I recently provided five of my top HR tips to a local magazine. My No. 4 tip was “Don’t misclassify employees as independent contractors to avoid payroll taxes or worker’s compensation insurance. Violations of wage and labor laws can result in costly fines and penalties.”
We work with small businesses every day, and the independent contractor classification is frequently misused. It is understandable since one of the biggest expenses for many small business owners is payroll related.
It is so much easier and cheaper to 1099 individuals at the end of the year and have no formal employees, but that can lead to big trouble if it is wrong and you get caught.
An unfortunate example of this was a situation where a small business experienced a downturn and had to let some people go. One of the “independent contractors” tried to file for unemployment benefits. The claim was investigated, and it was rightly decided this person was an employee.
The owner was forced to pay the employment taxes they should have been withholding and paying for all of the “independent contractors” in addition to multiple fines, penalties and interest. You can imagine how costly this was, and the owner almost lost his business entirely.
The IRS uses three characteristics to determine the relationship between businesses and workers:
• Behavioral control covers facts that show whether the business has a right to direct or control how the work is done through instructions, training or other means.
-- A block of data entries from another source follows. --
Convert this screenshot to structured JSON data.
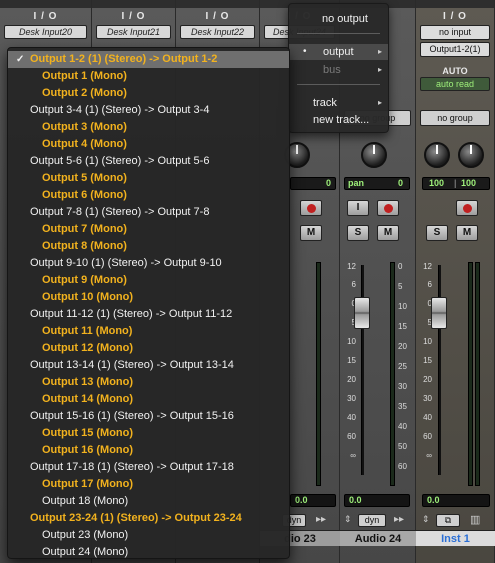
{
  "strips": [
    {
      "io": "I / O",
      "desk": "Desk Input20"
    },
    {
      "io": "I / O",
      "desk": "Desk Input21"
    },
    {
      "io": "I / O",
      "desk": "Desk Input22"
    },
    {
      "io": "I / O",
      "desk": "Desk Input24"
    }
  ],
  "inst_strip": {
    "io": "I / O",
    "input": "no input",
    "output": "Output1-2(1)",
    "auto_label": "AUTO",
    "auto_mode": "auto read",
    "group": "no group",
    "pan_left": "100",
    "pan_right": "100",
    "solo": "S",
    "mute": "M",
    "volume": "0.0",
    "name": "Inst 1"
  },
  "audio24_strip": {
    "group": "no group",
    "pan_label": "pan",
    "pan_value": "0",
    "input_btn": "I",
    "solo": "S",
    "mute": "M",
    "volume": "0.0",
    "dyn": "dyn",
    "name": "Audio 24"
  },
  "audio23_strip": {
    "pan_value": "0",
    "mute": "M",
    "volume": "0.0",
    "dyn": "dyn",
    "name": "dio 23"
  },
  "fader_scale": [
    "12",
    "6",
    "0",
    "5",
    "10",
    "15",
    "20",
    "30",
    "40",
    "60",
    "∞"
  ],
  "meter_scale": [
    "0",
    "5",
    "10",
    "15",
    "20",
    "25",
    "30",
    "35",
    "40",
    "50",
    "60"
  ],
  "submenu": {
    "no_output": "no output",
    "output": "output",
    "bus": "bus",
    "track": "track",
    "new_track": "new track..."
  },
  "dropdown_items": [
    {
      "label": "Output 1-2 (1) (Stereo) -> Output 1-2",
      "kind": "stereo",
      "hl": true,
      "selected": true
    },
    {
      "label": "Output 1 (Mono)",
      "kind": "mono",
      "hl": true
    },
    {
      "label": "Output 2 (Mono)",
      "kind": "mono",
      "hl": true
    },
    {
      "label": "Output 3-4 (1) (Stereo) -> Output 3-4",
      "kind": "stereo",
      "hl": false
    },
    {
      "label": "Output 3 (Mono)",
      "kind": "mono",
      "hl": true
    },
    {
      "label": "Output 4 (Mono)",
      "kind": "mono",
      "hl": true
    },
    {
      "label": "Output 5-6 (1) (Stereo) -> Output 5-6",
      "kind": "stereo",
      "hl": false
    },
    {
      "label": "Output 5 (Mono)",
      "kind": "mono",
      "hl": true
    },
    {
      "label": "Output 6 (Mono)",
      "kind": "mono",
      "hl": true
    },
    {
      "label": "Output 7-8 (1) (Stereo) -> Output 7-8",
      "kind": "stereo",
      "hl": false
    },
    {
      "label": "Output 7 (Mono)",
      "kind": "mono",
      "hl": true
    },
    {
      "label": "Output 8 (Mono)",
      "kind": "mono",
      "hl": true
    },
    {
      "label": "Output 9-10 (1) (Stereo) -> Output 9-10",
      "kind": "stereo",
      "hl": false
    },
    {
      "label": "Output 9 (Mono)",
      "kind": "mono",
      "hl": true
    },
    {
      "label": "Output 10 (Mono)",
      "kind": "mono",
      "hl": true
    },
    {
      "label": "Output 11-12 (1) (Stereo) -> Output 11-12",
      "kind": "stereo",
      "hl": false
    },
    {
      "label": "Output 11 (Mono)",
      "kind": "mono",
      "hl": true
    },
    {
      "label": "Output 12 (Mono)",
      "kind": "mono",
      "hl": true
    },
    {
      "label": "Output 13-14 (1) (Stereo) -> Output 13-14",
      "kind": "stereo",
      "hl": false
    },
    {
      "label": "Output 13 (Mono)",
      "kind": "mono",
      "hl": true
    },
    {
      "label": "Output 14 (Mono)",
      "kind": "mono",
      "hl": true
    },
    {
      "label": "Output 15-16 (1) (Stereo) -> Output 15-16",
      "kind": "stereo",
      "hl": false
    },
    {
      "label": "Output 15 (Mono)",
      "kind": "mono",
      "hl": true
    },
    {
      "label": "Output 16 (Mono)",
      "kind": "mono",
      "hl": true
    },
    {
      "label": "Output 17-18 (1) (Stereo) -> Output 17-18",
      "kind": "stereo",
      "hl": false
    },
    {
      "label": "Output 17 (Mono)",
      "kind": "mono",
      "hl": true
    },
    {
      "label": "Output 18 (Mono)",
      "kind": "mono",
      "hl": false
    },
    {
      "label": "Output 23-24 (1) (Stereo) -> Output 23-24",
      "kind": "stereo",
      "hl": true
    },
    {
      "label": "Output 23 (Mono)",
      "kind": "mono",
      "hl": false
    },
    {
      "label": "Output 24 (Mono)",
      "kind": "mono",
      "hl": false
    }
  ],
  "colors": {
    "highlight": "#f2b21e",
    "meter_green": "#9ef07a",
    "name_blue": "#2a6fd6"
  }
}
• Financial control covers facts that show whether the business has a right to direct or control the financial and business aspects of the worker’s job.
• Type of relationship factor relates to how the workers and the business owner perceive their relationship.
The IRS has a helpful publication that can be found at http://www.irs.gov/pub/irs-pdf/p15a.pdf.
Section 2 goes into greater depth on the three characteristics and even gives examples from various industries.
The SBA has its own version of this. They say an Independent Contractor:
• Operates under a business name,
• Has his/her own employees,
• Maintains a separate business checking account,
• Advertises his/her business’ services,
• Invoices for work completed,
• Has more than one client,
• Has own tools and sets own hours, and
• Keeps business records.
And an employee:
• Performs duties dictated or controlled by others,
• Is given training for work to be done, and
• Works for only one employer.
Simply put, if someone has set hours, is salaried or paid hourly and performs the job at your facility with tools, materials and instructions provided by you, they are an employee.
This should be enough information for you to properly determine whether you have independent contractors or employees, but if you are unsure, I always suggest you speak with your attorney or accountant.
We will be happy to assist you with HR issues and can help with the necessary steps to take before hiring an employee.
Becky Brownlee is a business consultant with The University of Georgia SBDC at Georgia Southern University and can be reached at email@example.com